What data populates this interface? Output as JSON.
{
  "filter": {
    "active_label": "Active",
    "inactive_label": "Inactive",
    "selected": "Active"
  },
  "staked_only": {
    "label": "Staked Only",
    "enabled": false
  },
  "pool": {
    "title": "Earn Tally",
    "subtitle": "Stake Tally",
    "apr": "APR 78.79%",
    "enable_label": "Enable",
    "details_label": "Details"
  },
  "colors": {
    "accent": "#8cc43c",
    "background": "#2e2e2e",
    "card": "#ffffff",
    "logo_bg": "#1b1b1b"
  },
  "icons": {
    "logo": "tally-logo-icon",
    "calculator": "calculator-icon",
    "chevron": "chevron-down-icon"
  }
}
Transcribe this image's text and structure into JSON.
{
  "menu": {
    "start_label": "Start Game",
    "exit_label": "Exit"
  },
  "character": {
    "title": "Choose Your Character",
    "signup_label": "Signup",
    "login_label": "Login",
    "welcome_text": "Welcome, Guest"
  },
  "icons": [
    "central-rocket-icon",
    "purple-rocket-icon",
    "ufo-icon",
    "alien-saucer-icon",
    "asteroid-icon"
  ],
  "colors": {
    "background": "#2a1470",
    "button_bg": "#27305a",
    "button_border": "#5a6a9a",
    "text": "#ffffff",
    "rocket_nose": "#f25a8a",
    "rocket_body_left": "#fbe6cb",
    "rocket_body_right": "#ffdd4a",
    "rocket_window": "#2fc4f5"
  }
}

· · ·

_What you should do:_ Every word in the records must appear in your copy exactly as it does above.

_The completed task:_
What data populates this interface? Output as JSON.
{
  "filter": {
    "active_label": "Active",
    "inactive_label": "Inactive",
    "selected": "Active"
  },
  "staked_only": {
    "label": "Staked Only",
    "enabled": false
  },
  "pool": {
    "title": "Earn Tally",
    "subtitle": "Stake Tally",
    "apr": "APR 78.79%",
    "enable_label": "Enable",
    "details_label": "Details"
  },
  "colors": {
    "accent": "#8cc43c",
    "background": "#2e2e2e",
    "card": "#ffffff",
    "logo_bg": "#1b1b1b"
  },
  "icons": {
    "logo": "tally-logo-icon",
    "calculator": "calculator-icon",
    "chevron": "chevron-down-icon"
  }
}
Transcribe this image's text and structure into JSON.
{
  "menu": {
    "start_label": "Start Game",
    "exit_label": "Exit"
  },
  "character": {
    "title": "Choose Your Character",
    "signup_label": "Signup",
    "login_label": "Login",
    "welcome_text": "Welcome, Guest"
  },
  "icons": [
    "central-rocket-icon",
    "purple-rocket-icon",
    "ufo-icon",
    "alien-saucer-icon",
    "asteroid-icon"
  ],
  "colors": {
    "background": "#2a1470",
    "button_bg": "#27305a",
    "button_border": "#5a6a9a",
    "text": "#ffffff",
    "rocket_nose": "#f25a8a",
    "rocket_body_left": "#fbe6cb",
    "rocket_body_right": "#ffdd4a",
    "rocket_window": "#2fc4f5"
  }
}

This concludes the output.